CNN reports that on his first visit Duncan had basic blood work done but wasn’t tested for Ebola. He was apparently given antibiotics and pain medicine and sent home. “His condition did not warrant admission. … He also was not exhibiting symptoms specific to Ebola,” the hospital said.

The federal government has spent $30 billion on subsidies to roll out a national digital record system, but countless reports document health care workers’ discontent with the system and concerns about its reliability. For example, Deborah Burger, who is president of the California Nurses Association told the New York Times back in 2012 that, “The problem is each patient is an individual. We need the ability to change that care plan, based on age and sex and other factors.”
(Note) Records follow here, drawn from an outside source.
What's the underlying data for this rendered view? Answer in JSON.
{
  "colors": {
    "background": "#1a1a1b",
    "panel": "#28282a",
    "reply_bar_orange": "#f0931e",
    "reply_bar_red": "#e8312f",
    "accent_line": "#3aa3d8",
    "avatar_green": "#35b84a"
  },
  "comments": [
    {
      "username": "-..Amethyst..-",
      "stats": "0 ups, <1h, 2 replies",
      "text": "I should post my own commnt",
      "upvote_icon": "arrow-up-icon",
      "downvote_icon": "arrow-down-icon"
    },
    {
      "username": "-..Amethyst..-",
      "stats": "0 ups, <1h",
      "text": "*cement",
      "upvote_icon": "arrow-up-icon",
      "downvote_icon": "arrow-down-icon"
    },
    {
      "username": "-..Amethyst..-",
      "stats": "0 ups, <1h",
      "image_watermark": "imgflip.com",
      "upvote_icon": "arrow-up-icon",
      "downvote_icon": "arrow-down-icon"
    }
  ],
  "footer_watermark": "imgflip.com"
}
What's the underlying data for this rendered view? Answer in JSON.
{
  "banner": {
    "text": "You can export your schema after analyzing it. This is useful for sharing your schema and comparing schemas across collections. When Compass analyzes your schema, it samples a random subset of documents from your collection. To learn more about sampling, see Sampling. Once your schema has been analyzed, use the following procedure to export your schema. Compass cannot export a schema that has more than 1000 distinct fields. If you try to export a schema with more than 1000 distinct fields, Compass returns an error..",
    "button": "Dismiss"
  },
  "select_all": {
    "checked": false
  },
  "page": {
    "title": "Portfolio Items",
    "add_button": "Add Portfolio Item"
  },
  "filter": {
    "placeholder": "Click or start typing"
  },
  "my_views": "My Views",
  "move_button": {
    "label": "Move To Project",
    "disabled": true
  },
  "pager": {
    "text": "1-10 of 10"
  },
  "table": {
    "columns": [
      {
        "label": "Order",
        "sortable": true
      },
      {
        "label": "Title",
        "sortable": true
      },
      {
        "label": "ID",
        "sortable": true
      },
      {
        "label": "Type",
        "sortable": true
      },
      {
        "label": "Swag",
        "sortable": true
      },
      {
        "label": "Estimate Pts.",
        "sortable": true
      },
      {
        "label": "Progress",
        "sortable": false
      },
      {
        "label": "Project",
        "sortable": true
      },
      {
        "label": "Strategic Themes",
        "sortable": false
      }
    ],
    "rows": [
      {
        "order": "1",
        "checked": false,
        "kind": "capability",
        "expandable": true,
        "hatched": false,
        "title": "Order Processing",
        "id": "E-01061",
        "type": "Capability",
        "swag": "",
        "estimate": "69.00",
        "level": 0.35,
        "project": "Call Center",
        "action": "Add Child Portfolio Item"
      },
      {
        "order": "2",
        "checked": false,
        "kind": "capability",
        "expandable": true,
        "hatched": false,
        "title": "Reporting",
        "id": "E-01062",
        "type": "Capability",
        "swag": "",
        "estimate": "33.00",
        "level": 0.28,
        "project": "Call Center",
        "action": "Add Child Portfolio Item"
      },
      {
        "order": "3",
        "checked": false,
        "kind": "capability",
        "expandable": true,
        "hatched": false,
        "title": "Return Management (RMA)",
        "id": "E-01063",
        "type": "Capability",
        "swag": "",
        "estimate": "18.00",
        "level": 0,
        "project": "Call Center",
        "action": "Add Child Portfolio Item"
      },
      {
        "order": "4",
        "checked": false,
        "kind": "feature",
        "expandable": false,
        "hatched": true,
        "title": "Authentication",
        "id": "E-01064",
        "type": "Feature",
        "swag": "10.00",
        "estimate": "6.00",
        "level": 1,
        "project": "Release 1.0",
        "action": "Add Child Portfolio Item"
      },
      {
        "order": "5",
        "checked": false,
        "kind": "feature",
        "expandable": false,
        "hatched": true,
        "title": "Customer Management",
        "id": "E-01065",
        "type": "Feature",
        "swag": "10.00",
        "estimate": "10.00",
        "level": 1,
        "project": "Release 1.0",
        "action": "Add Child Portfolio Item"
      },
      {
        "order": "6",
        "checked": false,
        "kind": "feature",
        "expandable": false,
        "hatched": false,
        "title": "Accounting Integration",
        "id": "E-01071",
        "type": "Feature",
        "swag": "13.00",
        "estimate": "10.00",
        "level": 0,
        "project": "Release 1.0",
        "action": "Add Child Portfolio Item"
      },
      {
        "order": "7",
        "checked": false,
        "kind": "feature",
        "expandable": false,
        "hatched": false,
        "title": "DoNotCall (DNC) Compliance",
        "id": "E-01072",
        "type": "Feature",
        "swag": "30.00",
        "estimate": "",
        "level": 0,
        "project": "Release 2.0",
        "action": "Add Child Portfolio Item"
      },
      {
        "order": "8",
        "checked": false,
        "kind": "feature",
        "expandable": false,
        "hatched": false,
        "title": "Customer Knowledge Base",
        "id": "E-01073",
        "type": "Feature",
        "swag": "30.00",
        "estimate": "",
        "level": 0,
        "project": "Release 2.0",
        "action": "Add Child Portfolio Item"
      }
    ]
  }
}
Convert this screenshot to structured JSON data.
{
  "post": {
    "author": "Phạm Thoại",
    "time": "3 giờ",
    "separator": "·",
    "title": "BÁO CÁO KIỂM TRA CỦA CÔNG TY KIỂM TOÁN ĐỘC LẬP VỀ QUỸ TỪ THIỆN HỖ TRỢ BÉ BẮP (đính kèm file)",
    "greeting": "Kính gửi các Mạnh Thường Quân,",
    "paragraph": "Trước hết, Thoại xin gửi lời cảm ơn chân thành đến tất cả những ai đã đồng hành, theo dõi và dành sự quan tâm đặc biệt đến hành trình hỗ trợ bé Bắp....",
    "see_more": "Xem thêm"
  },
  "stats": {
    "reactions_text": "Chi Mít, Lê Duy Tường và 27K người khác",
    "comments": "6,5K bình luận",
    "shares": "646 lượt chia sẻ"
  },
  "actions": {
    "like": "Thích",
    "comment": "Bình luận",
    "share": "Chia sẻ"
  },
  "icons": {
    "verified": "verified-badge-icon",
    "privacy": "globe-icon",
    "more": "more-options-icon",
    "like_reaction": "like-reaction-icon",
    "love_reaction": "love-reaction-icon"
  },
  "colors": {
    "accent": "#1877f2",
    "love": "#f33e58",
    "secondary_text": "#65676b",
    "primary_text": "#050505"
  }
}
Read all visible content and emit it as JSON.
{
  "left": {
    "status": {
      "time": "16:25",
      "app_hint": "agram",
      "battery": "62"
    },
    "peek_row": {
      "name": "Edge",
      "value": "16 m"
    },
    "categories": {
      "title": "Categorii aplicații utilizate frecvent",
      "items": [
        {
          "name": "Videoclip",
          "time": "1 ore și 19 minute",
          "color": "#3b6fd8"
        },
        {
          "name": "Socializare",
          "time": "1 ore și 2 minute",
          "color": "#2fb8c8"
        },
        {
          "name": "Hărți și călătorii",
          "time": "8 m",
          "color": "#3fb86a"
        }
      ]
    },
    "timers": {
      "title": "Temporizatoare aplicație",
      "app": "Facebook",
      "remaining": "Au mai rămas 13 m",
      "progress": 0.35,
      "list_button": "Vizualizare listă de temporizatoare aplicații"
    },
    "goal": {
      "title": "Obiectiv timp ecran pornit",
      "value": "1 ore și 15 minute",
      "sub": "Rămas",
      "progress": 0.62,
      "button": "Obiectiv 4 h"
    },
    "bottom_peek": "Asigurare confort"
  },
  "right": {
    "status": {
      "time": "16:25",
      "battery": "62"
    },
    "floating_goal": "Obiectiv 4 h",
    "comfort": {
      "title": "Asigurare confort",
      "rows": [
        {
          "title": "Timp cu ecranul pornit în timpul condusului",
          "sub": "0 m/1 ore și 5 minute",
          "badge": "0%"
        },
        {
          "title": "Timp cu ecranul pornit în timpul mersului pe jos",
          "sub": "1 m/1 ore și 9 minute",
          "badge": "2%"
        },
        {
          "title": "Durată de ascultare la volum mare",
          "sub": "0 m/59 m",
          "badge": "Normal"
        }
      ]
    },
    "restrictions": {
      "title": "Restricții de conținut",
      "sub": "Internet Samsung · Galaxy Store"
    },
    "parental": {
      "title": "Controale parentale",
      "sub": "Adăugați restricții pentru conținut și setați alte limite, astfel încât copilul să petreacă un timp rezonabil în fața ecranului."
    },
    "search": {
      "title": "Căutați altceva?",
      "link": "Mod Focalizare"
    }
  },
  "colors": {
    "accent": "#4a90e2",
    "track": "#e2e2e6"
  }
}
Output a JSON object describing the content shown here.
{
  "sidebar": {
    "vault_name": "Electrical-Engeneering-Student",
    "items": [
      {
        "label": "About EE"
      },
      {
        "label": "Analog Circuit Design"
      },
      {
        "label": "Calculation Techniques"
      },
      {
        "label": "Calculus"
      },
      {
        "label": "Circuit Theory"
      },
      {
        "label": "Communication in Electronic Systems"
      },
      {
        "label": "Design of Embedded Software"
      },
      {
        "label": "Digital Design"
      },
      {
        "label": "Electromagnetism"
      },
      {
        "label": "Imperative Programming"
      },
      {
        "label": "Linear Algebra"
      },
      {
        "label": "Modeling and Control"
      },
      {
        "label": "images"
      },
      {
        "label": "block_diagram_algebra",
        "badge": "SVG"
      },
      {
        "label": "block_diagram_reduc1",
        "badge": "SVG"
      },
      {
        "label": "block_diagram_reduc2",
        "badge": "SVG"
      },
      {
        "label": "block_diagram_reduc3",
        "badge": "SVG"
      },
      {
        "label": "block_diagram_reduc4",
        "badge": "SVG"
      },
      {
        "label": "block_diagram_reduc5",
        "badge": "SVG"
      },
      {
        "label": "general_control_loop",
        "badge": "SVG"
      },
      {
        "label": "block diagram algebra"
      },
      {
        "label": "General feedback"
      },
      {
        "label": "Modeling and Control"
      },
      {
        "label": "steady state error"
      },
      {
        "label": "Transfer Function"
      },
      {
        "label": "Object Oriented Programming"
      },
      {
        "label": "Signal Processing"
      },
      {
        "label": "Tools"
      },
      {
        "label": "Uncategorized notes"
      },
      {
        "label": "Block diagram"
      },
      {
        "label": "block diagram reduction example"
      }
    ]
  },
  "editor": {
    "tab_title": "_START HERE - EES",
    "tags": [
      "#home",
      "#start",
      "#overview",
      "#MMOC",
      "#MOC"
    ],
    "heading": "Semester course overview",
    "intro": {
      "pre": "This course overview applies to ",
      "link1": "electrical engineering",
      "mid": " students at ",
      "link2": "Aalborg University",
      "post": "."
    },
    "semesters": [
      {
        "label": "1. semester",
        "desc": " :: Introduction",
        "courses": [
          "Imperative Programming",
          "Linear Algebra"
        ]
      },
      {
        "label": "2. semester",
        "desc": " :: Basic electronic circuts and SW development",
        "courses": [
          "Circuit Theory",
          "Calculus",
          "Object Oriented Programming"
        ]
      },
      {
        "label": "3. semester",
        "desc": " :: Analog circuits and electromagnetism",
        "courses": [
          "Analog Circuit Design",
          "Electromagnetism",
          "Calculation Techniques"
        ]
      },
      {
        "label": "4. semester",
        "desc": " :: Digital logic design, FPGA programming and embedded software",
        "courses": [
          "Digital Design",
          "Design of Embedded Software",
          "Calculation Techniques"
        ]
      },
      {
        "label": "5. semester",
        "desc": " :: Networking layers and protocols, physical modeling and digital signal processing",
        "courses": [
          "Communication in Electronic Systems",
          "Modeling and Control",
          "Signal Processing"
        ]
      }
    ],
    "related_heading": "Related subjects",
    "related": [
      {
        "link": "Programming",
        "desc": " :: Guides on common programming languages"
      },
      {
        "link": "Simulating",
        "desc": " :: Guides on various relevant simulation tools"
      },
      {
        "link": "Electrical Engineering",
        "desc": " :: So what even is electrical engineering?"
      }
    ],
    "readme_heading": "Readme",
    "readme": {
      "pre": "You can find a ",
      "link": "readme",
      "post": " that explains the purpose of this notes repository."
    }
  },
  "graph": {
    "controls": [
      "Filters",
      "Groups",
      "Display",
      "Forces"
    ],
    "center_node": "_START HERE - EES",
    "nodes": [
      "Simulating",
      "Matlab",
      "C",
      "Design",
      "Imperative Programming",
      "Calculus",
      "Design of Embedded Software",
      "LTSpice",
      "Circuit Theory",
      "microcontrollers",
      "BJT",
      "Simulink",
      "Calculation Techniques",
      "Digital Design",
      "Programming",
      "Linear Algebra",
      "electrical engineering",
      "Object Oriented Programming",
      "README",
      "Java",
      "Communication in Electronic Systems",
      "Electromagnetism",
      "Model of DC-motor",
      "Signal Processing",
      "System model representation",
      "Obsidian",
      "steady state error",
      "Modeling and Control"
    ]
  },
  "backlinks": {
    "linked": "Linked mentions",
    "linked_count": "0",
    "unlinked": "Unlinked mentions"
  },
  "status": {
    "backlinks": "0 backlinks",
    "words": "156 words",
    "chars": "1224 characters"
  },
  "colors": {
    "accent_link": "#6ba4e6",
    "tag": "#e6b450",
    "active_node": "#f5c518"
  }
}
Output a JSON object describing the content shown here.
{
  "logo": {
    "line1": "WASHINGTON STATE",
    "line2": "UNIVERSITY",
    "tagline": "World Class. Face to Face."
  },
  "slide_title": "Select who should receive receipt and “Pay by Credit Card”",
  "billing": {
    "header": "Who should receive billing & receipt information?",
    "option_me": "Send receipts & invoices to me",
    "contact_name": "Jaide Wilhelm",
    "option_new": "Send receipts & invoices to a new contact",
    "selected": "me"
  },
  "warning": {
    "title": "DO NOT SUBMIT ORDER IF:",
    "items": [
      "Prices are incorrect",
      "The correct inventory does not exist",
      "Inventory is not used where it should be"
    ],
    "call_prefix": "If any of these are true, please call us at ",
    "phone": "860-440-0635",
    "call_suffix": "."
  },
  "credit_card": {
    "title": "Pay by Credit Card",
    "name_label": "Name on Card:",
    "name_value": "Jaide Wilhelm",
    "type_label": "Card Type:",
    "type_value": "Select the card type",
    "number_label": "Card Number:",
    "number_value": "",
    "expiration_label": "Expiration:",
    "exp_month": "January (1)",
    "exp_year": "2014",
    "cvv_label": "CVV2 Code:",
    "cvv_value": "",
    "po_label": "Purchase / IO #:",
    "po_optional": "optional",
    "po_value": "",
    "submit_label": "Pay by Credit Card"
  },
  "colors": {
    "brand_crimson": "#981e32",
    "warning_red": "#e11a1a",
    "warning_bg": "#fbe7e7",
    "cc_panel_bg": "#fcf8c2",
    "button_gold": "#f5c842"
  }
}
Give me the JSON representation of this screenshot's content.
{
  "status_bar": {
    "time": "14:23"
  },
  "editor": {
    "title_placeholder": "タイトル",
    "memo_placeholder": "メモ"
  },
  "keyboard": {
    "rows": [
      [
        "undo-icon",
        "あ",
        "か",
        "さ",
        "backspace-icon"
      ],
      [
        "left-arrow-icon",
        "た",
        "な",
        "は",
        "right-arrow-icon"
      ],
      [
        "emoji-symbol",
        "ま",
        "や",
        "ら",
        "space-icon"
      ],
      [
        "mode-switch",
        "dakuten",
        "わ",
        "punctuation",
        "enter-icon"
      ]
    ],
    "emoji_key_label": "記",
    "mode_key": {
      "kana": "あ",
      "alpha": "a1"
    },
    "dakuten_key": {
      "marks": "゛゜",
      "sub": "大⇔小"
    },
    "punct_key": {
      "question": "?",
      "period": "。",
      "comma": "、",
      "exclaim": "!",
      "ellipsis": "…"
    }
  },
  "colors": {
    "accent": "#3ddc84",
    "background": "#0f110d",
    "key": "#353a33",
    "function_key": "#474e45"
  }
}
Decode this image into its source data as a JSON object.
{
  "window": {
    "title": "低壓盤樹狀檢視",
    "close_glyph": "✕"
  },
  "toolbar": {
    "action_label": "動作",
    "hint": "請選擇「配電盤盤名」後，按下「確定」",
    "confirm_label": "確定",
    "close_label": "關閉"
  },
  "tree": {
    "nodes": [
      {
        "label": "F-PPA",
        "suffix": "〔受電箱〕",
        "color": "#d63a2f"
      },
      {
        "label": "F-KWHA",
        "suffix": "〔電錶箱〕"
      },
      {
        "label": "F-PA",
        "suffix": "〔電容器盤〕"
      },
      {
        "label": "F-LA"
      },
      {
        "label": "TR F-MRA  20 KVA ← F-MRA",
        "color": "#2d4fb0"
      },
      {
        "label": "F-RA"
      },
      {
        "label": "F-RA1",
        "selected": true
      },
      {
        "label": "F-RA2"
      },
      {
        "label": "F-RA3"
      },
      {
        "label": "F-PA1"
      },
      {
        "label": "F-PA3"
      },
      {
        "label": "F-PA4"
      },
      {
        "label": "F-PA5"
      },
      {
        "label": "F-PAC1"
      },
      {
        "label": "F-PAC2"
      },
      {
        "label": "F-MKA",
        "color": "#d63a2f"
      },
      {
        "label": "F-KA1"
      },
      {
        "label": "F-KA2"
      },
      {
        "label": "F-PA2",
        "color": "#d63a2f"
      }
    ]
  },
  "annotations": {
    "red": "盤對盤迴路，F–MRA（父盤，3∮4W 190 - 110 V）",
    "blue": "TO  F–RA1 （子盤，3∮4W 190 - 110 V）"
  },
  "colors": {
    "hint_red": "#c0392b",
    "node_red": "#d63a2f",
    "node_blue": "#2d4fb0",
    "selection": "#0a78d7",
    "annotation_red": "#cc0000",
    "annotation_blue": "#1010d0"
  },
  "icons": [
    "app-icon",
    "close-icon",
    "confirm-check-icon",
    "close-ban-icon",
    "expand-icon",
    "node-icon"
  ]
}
One issue is that the system is implemented differently at different health care centers so some things that seem like they should be standard don’t always appear. For example, Politico reports that at Mount Sinai Hospital in New York City, if a patient had recently flown from Liberia and a health care worker entered into the computer system that the patient had a fever, a yellow flashing alert would immediately cover the screen warning that the patient needed to be quarantined because of the risk of Ebola.

On Friday night, Texas Health Presbyterian issued a “clarification” of its statement from Thursday and said there was “no flaw” in how the different parts of its electronic record system had interacted. Since these two statements are contradictory, it’s unclear what actually went on and the hospital has declined to comment further for now.

Last year, two physician working groups from the American College of Emergency Physicians issued seven recommendations for improving digital record systems in ERs. Heather L. Farley, a member of one of the groups said in a statement that, “The rush to capitalize on the huge federal investment of $30 billion for the adoption of electronic medical records led to some unfortunate and unintended consequences, particularly in the unique emergency department environment.”